App and web page records:
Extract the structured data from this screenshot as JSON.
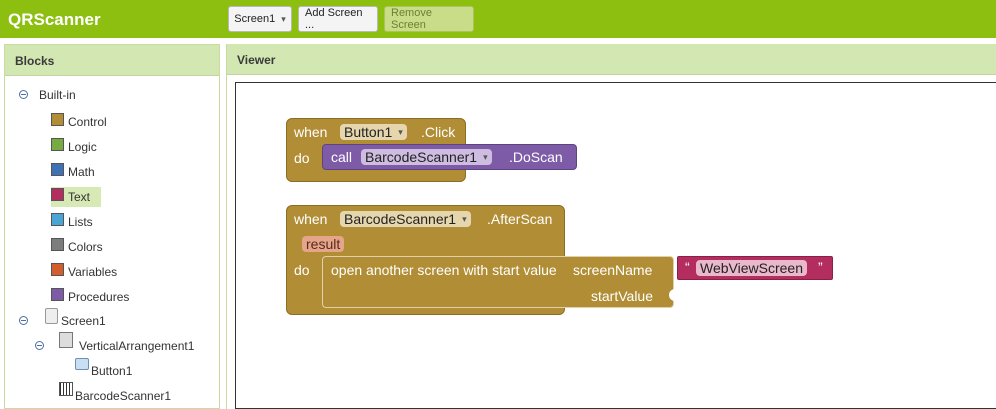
{
  "app": {
    "title": "QRScanner"
  },
  "toolbar": {
    "screen_select": "Screen1",
    "screen_select_arrow": "▾",
    "add_screen": "Add Screen ...",
    "remove_screen": "Remove Screen"
  },
  "blocks": {
    "header": "Blocks",
    "builtin_label": "Built-in",
    "builtin": [
      {
        "label": "Control",
        "color": "#b18e35"
      },
      {
        "label": "Logic",
        "color": "#77ab41"
      },
      {
        "label": "Math",
        "color": "#3f71b5"
      },
      {
        "label": "Text",
        "color": "#b32d5e"
      },
      {
        "label": "Lists",
        "color": "#49a6d4"
      },
      {
        "label": "Colors",
        "color": "#7d7d7d"
      },
      {
        "label": "Variables",
        "color": "#d05f2d"
      },
      {
        "label": "Procedures",
        "color": "#7d5ba6"
      }
    ],
    "components": {
      "screen": "Screen1",
      "arrangement": "VerticalArrangement1",
      "button": "Button1",
      "scanner": "BarcodeScanner1"
    }
  },
  "viewer": {
    "header": "Viewer",
    "block1": {
      "when": "when",
      "component": "Button1",
      "event": ".Click",
      "do": "do",
      "call": "call",
      "target": "BarcodeScanner1",
      "method": ".DoScan"
    },
    "block2": {
      "when": "when",
      "component": "BarcodeScanner1",
      "event": ".AfterScan",
      "param": "result",
      "do": "do",
      "action": "open another screen with start value",
      "arg1": "screenName",
      "arg2": "startValue",
      "quote_open": "“",
      "string_value": "WebViewScreen",
      "quote_close": "”"
    },
    "dropdown_arrow": "▾"
  },
  "colors": {
    "topbar": "#8dbf11",
    "panel_header": "#d3e7b2",
    "control_block": "#b18e35",
    "component_block": "#7d5ba6",
    "text_block": "#b32d5e"
  }
}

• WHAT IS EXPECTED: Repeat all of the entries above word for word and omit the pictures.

• RESPONSE TO THIS EXERCISE:
Extract the structured data from this screenshot as JSON.
{
  "app": {
    "title": "QRScanner"
  },
  "toolbar": {
    "screen_select": "Screen1",
    "screen_select_arrow": "▾",
    "add_screen": "Add Screen ...",
    "remove_screen": "Remove Screen"
  },
  "blocks": {
    "header": "Blocks",
    "builtin_label": "Built-in",
    "builtin": [
      {
        "label": "Control",
        "color": "#b18e35"
      },
      {
        "label": "Logic",
        "color": "#77ab41"
      },
      {
        "label": "Math",
        "color": "#3f71b5"
      },
      {
        "label": "Text",
        "color": "#b32d5e"
      },
      {
        "label": "Lists",
        "color": "#49a6d4"
      },
      {
        "label": "Colors",
        "color": "#7d7d7d"
      },
      {
        "label": "Variables",
        "color": "#d05f2d"
      },
      {
        "label": "Procedures",
        "color": "#7d5ba6"
      }
    ],
    "components": {
      "screen": "Screen1",
      "arrangement": "VerticalArrangement1",
      "button": "Button1",
      "scanner": "BarcodeScanner1"
    }
  },
  "viewer": {
    "header": "Viewer",
    "block1": {
      "when": "when",
      "component": "Button1",
      "event": ".Click",
      "do": "do",
      "call": "call",
      "target": "BarcodeScanner1",
      "method": ".DoScan"
    },
    "block2": {
      "when": "when",
      "component": "BarcodeScanner1",
      "event": ".AfterScan",
      "param": "result",
      "do": "do",
      "action": "open another screen with start value",
      "arg1": "screenName",
      "arg2": "startValue",
      "quote_open": "“",
      "string_value": "WebViewScreen",
      "quote_close": "”"
    },
    "dropdown_arrow": "▾"
  },
  "colors": {
    "topbar": "#8dbf11",
    "panel_header": "#d3e7b2",
    "control_block": "#b18e35",
    "component_block": "#7d5ba6",
    "text_block": "#b32d5e"
  }
}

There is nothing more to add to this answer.